  • – “90% of newly created coronavirus domains are scammy” and “tens of thousands of new unique coronavirus-themed domains are being created on a daily basis.”[6]
  • – “More than 530,000 Zoom accounts [have been] sold on [the] dark web.”[7]
  • – Reports by Skybox Security and SonicWall suggest COVID-19 has led to 72% and 105% ransomware spikes respectively.[8]
  • – Spear-phishing attacks jumped over 600% from the end of February to the end of March.[9]


While the methodology behind all these numbers is likely imperfect, and some of the studies are limited to the networks the researchers have access to, the overall picture is bleak. However, certain valuable lessons can be learned by closely examining these kinds of statistics.



Action & Analysis

**Membership required**



3. Cyber Insurance Update.

With cyber insurance increasingly becoming a normal feature of an organization’s cybersecurity approach, we decided to check back in and examine the factors driving cyber insurance adoption. According to Ben Maidment, underwriter at Brit Insurance, the European Union General Data Protection Regulation (GDPR), the rise of ransomware, and the decline in coverage ambiguity are all prominent drivers.[10]

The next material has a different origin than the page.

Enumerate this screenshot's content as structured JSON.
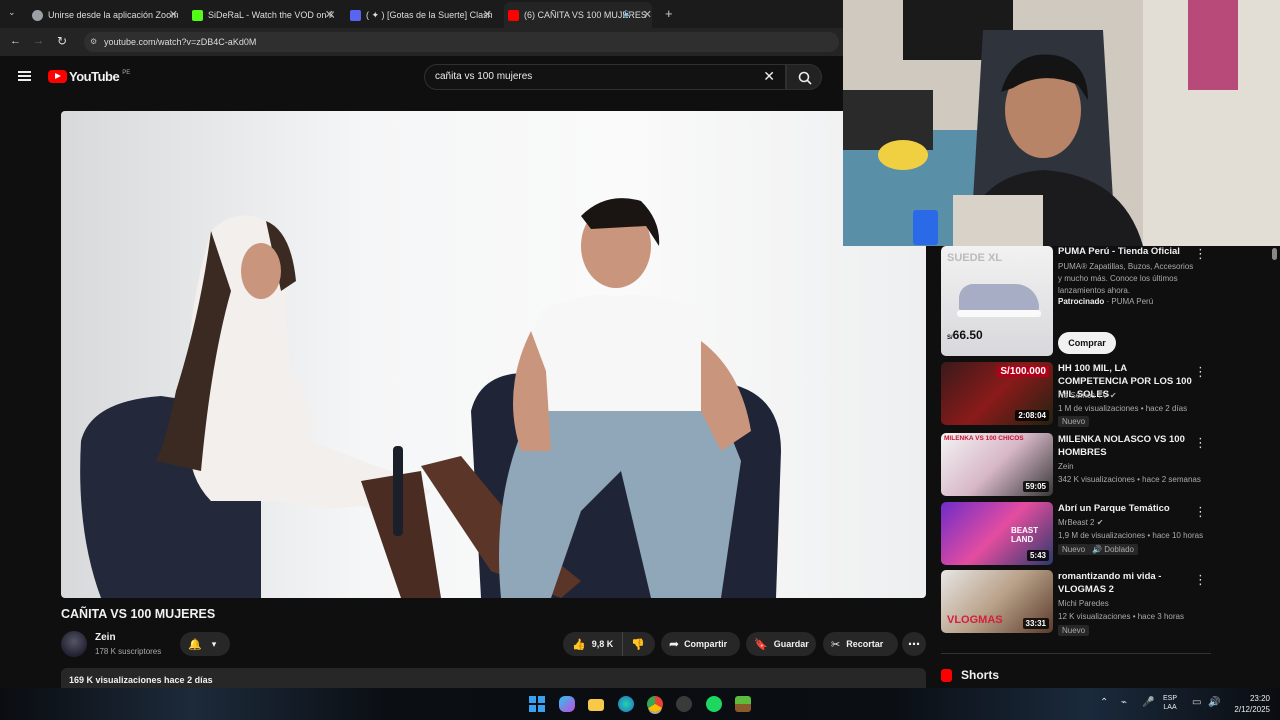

Maidment noted that cyber insurance certainty did see an uptick in the wake of GDPR, as several high-profile cyber incidents highlighted just how expensive and damaging modern cyberattacks could be. However, Maidment tempered how much GDPR is a leading cause of cyber insurance adoption by pointing out that a lack of clarity over whether cyber insurance would cover GDPR related regulatory fines disincentivized organizations from purchasing policies.[11] In Maidment’s estimation, ransomware and coverage clarity may be more responsible causes of entities’ increased interest in cyber insurance.

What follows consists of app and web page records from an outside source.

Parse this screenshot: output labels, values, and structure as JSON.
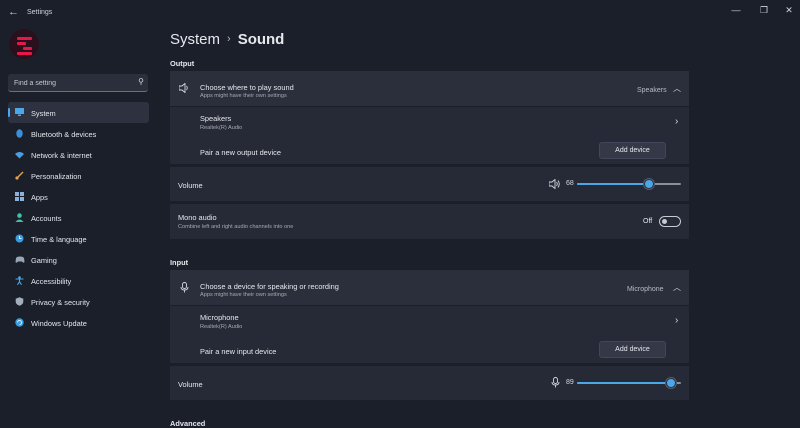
{
  "window": {
    "title": "Settings",
    "back_icon": "back-arrow-icon",
    "minimize": "—",
    "maximize": "❐",
    "close": "✕"
  },
  "accent_color": "#4aa8e8",
  "avatar": {
    "icon": "logo-avatar-icon",
    "color": "#e3194c"
  },
  "search": {
    "placeholder": "Find a setting",
    "value": "",
    "icon": "search-icon"
  },
  "nav": {
    "items": [
      {
        "label": "System",
        "icon": "system-icon",
        "active": true
      },
      {
        "label": "Bluetooth & devices",
        "icon": "bluetooth-icon"
      },
      {
        "label": "Network & internet",
        "icon": "wifi-icon"
      },
      {
        "label": "Personalization",
        "icon": "brush-icon"
      },
      {
        "label": "Apps",
        "icon": "apps-icon"
      },
      {
        "label": "Accounts",
        "icon": "person-icon"
      },
      {
        "label": "Time & language",
        "icon": "globe-clock-icon"
      },
      {
        "label": "Gaming",
        "icon": "gamepad-icon"
      },
      {
        "label": "Accessibility",
        "icon": "accessibility-icon"
      },
      {
        "label": "Privacy & security",
        "icon": "shield-icon"
      },
      {
        "label": "Windows Update",
        "icon": "update-icon"
      }
    ]
  },
  "breadcrumb": {
    "parent": "System",
    "separator": "›",
    "current": "Sound"
  },
  "output": {
    "heading": "Output",
    "choose": {
      "title": "Choose where to play sound",
      "subtitle": "Apps might have their own settings",
      "value": "Speakers",
      "icon": "speaker-icon"
    },
    "device": {
      "name": "Speakers",
      "driver": "Realtek(R) Audio"
    },
    "pair": {
      "label": "Pair a new output device",
      "button": "Add device"
    },
    "volume": {
      "label": "Volume",
      "value": "68",
      "level": 0.68,
      "icon": "speaker-volume-icon"
    },
    "mono": {
      "title": "Mono audio",
      "subtitle": "Combine left and right audio channels into one",
      "state": "Off"
    }
  },
  "input": {
    "heading": "Input",
    "choose": {
      "title": "Choose a device for speaking or recording",
      "subtitle": "Apps might have their own settings",
      "value": "Microphone",
      "icon": "microphone-icon"
    },
    "device": {
      "name": "Microphone",
      "driver": "Realtek(R) Audio"
    },
    "pair": {
      "label": "Pair a new input device",
      "button": "Add device"
    },
    "volume": {
      "label": "Volume",
      "value": "89",
      "level": 0.89,
      "icon": "microphone-icon"
    }
  },
  "advanced": {
    "heading": "Advanced"
  }
}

Ransomware certainly has the numbers to back that notion. Ransomware has risen considerably over the past few years, with Beazley Breach Response reporting a 131% increase in 2019, and on top of that, ransomware has been estimated to make up 41% of all cyber insurance claims in the first half of 2020.[12] According to Coalition, a cyber insurance vendor, over the first six months of 2020, they have seen a “47% increase in the number of ransomware attacks, with the average size of the demand jumping by 46%.”[13]


However, it is the third driver Maidment mentions that is most interesting. Maidment cites the “industry and regulatory push to eliminate ambiguity over coverage for cyber incidents in non-specific policies commonly purchased by companies with the mandate to either explicitly provide such coverage or to exclude it altogether,” as a primary driver.[14] According to Maidment, this has caused coverage of cyber incidents to fall more firmly in specific, standalone cyber insurance products, as clarity and pricing can be more adequately addressed in those specific products’ descriptions.


Action & Analysis

**Membership required**



Please take one minute to answer a few questions about this week’s Hacking Healthcare by visiting this link




Tuesday, September 15th:

– No relevant hearings


Wednesday, September 16th:

– No relevant hearings


Thursday, September 17th:

– No relevant hearings




International Hearings/Meetings


– No relevant hearings



EU –





Sundries –


Vast majority of cyber-attacks on cloud servers aim to mine cryptocurrency


NSA’s Cybersecurity Directorate is still figuring out how to measure success


Judge dismisses data privacy suit against University of Chicago and Google



Conferences, Webinars, and Summits


Contact us: follow @HealthISAC, and email at
















Translate »